As it turned out, two hundred and seven people wrote in.

"Sans arm, sans chin, sans jelly, sans everything!"
The Actor Kevin Eldon also played a major part in both series, appearing as Lord of All Hobbies, Simon Quinlank, and jelly loving Rod Hull. At the end of the second series, there was a show down between the 'real' Rod Hull and the real Rodney Stephen Hull, making for a magic screen moment when the 'real' Rod Hull was unmasked for the charlatan he really was. Peter Baynham appeared in both series as Peter, the 31 year old unemployed Welsh virgin who now lives in Balham. Peter brought all kind of things to the show, like his guide to life, or some new receipe ideas, like the world famous summer snack Chicken Lollies. He also brought some friends with him, like Donny Odd-legs (who Rich accidentally-on-purpose set fire to), Alan Milk Carton Body, and his rat, John Menzies. He once performed the lambada.

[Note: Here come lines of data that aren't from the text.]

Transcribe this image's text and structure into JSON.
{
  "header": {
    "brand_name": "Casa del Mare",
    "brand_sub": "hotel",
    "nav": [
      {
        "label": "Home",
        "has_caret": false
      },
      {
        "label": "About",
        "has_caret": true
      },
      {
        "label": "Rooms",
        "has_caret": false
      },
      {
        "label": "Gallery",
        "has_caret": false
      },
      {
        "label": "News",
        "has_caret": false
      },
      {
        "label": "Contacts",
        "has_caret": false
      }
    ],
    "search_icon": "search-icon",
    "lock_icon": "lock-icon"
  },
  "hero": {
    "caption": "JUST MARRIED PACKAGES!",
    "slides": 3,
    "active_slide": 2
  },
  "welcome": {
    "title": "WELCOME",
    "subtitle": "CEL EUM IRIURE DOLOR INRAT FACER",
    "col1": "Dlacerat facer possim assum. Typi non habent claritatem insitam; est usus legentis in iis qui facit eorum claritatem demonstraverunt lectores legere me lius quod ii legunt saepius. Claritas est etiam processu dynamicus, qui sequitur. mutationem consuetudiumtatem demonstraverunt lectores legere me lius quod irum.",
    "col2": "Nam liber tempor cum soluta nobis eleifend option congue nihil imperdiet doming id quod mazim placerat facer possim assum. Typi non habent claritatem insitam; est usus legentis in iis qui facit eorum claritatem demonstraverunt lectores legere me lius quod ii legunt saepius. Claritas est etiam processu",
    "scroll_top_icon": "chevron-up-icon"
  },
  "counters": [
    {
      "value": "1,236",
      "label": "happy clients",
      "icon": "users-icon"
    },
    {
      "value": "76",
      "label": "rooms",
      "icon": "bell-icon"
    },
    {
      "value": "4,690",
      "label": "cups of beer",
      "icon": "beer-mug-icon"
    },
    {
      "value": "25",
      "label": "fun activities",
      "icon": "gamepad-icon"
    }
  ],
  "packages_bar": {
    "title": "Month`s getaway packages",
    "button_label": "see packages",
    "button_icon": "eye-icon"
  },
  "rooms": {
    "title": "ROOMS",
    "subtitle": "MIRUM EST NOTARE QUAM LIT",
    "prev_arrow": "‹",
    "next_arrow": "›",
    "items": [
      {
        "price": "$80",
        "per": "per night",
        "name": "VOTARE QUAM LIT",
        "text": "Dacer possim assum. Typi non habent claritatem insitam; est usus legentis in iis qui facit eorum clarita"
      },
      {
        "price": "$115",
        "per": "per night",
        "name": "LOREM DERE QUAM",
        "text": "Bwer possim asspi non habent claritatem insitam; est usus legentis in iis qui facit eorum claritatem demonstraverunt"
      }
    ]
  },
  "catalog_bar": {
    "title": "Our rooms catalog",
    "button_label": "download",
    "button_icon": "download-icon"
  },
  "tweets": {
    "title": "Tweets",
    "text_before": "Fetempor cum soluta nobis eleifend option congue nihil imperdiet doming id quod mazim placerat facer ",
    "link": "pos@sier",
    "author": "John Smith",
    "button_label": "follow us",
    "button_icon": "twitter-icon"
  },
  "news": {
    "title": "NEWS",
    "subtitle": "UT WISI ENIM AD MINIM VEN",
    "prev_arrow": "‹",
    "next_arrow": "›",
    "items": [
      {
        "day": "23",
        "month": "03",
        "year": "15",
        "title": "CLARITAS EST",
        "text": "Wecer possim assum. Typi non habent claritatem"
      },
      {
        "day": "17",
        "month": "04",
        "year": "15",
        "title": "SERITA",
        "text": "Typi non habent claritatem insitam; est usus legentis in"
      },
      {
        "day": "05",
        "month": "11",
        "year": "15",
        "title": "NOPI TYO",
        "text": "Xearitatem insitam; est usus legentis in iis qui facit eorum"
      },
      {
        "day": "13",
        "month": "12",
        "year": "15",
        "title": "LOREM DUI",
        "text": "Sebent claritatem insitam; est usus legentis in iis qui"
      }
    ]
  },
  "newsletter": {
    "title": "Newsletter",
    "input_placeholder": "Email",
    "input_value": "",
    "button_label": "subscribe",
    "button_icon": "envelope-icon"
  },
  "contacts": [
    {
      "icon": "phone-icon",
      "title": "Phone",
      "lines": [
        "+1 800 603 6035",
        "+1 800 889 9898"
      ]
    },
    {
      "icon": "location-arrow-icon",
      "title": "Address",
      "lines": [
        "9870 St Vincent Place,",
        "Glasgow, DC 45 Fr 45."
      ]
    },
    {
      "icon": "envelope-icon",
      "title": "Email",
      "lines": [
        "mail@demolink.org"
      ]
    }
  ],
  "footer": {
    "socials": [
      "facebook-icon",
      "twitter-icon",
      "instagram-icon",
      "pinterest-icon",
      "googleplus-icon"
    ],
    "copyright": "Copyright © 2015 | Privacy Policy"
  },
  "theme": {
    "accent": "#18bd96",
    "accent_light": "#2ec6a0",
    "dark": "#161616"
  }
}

Fist of Fun was once described by a viewer who took the time to ring the BBC as "the most puerile nonsense I've ever seen. It's ridiculous." Fist of Fun is also our favourite television programme of all time ever.
We like Fist of Fun.
Source - The Comedy Lounge